Amanda McKee is a junior chemistry major at Millersville University.
“My involvement in the “Women in STEM Program” at Millersville started from an email I received going into my first year of college. They told me that there was a new program starting that would help women become more comfortable being in the STEM community,” says McKee. “As someone who was just starting college, I thought this would be the perfect way to become more comfortable with other women in my field.”
After graduating, McKee hopes to continue her education and work toward achieving her doctorate in hopes of one day becoming a research scientist.
“Hearing other people talk about their passion has made me realize all the different opportunities that are out there,” says McKee. “It is helpful to have a group of STEM women supporting each other and being able to discuss the challenges we could face.”
Elizabeth Rickrode is a junior biology major at Millersville University. Rickrode was alerted to the program before starting her career at Millersville when she received an email letting her know she was eligible to apply for the program.

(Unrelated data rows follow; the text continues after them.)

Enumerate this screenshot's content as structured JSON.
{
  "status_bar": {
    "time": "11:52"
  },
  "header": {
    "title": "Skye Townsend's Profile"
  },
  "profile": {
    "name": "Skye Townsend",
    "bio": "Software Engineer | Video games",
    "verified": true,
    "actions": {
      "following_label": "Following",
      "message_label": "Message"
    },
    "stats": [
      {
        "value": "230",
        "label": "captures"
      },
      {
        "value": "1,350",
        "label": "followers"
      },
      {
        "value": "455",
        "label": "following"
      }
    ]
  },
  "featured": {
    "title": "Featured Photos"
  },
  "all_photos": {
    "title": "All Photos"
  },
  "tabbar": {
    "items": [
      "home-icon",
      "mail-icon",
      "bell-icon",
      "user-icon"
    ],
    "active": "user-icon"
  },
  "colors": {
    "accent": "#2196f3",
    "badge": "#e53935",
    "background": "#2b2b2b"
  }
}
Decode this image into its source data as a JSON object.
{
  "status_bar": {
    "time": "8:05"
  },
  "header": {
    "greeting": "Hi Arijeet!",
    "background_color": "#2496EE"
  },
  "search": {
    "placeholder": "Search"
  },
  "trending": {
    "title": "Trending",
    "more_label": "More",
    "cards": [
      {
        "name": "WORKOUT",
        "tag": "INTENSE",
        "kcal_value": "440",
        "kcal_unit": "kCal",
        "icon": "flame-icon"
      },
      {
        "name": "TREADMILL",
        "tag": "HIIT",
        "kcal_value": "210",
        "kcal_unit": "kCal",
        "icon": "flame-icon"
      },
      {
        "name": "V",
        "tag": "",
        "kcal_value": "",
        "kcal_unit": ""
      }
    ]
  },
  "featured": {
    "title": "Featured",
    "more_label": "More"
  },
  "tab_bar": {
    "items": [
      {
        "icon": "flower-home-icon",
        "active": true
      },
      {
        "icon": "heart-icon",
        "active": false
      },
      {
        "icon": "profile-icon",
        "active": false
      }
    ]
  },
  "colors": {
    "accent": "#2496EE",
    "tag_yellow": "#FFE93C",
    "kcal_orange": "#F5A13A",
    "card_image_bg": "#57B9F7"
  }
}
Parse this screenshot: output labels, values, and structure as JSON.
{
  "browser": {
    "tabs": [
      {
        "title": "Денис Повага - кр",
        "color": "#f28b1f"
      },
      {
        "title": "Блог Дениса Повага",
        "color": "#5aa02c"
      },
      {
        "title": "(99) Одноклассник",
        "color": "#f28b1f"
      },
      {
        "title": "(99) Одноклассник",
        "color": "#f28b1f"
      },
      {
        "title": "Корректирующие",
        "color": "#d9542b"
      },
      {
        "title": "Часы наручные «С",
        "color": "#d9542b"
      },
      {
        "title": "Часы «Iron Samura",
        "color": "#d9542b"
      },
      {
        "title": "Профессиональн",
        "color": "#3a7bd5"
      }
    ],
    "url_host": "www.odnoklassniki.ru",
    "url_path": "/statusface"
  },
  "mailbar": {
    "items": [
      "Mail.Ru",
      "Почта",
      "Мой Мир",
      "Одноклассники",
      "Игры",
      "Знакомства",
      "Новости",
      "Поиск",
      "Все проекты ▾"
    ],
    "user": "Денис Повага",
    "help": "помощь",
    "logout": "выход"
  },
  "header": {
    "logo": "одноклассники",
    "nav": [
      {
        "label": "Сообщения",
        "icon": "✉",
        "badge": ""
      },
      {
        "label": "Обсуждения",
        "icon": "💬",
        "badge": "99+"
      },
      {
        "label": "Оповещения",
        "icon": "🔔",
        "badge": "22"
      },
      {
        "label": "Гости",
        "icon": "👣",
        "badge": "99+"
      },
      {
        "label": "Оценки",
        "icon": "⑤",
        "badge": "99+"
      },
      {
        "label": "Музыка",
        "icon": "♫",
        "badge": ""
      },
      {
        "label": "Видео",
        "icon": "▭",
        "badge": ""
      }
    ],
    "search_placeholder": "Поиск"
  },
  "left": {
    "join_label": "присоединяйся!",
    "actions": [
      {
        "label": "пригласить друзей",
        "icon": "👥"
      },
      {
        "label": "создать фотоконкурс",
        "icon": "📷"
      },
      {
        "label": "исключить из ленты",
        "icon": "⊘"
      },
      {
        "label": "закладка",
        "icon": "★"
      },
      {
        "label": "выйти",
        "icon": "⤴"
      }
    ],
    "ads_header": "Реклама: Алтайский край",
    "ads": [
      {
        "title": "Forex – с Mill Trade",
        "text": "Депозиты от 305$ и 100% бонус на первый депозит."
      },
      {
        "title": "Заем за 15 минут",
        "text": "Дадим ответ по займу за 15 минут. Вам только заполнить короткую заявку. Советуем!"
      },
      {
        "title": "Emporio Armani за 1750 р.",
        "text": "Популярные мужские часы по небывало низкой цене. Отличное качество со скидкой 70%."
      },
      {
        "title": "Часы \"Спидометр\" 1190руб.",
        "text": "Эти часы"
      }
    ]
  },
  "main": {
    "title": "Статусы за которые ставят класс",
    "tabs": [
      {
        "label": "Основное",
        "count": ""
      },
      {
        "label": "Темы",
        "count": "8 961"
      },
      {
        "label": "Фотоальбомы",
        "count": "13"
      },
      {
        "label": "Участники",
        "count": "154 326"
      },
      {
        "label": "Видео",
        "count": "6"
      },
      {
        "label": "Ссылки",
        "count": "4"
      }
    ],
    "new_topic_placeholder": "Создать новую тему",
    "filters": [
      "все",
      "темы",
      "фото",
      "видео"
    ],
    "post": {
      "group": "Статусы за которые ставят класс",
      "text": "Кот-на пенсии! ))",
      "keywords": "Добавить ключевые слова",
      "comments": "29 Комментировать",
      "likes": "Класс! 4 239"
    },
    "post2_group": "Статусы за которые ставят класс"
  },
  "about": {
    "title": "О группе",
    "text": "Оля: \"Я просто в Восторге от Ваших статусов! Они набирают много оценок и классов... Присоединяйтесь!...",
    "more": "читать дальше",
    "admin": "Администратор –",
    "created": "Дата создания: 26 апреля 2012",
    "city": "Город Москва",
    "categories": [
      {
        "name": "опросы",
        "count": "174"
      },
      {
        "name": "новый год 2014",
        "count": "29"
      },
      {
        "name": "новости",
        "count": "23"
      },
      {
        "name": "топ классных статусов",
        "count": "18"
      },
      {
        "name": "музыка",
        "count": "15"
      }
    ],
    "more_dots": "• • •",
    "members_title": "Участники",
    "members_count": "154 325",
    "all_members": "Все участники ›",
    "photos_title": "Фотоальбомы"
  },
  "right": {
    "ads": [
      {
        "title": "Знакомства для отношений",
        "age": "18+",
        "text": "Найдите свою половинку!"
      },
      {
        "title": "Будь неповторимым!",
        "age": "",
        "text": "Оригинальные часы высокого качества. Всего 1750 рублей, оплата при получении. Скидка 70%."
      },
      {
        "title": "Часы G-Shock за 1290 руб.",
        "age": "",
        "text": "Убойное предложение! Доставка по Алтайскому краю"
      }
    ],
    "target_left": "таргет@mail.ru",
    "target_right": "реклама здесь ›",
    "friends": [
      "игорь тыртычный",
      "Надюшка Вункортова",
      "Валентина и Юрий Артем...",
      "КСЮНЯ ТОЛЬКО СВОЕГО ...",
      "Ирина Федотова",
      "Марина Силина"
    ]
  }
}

After graduating, Rickrode hopes to become a teacher.
“I aim to be a teacher that students feel they can rely on,” says Rickrode. “I hope to encourage students to want to learn. I hope to inspire students to be interested in science and the way the world works.”
Millersville’s Women in STEM program has provided Rickrode with a community of women to support her journey in a male-dominated industry.
“The program is actually one of the main reasons I chose Millersville as the college I wanted to go to,” says Rickrode. “Women in scientific fields is becoming more common, but there is still a need for women to be encouraged to pursue scientific fields. Having connections with other women creates a strong community and a network of people to rely on even after college.”
Learn more about the Women in STEM program here.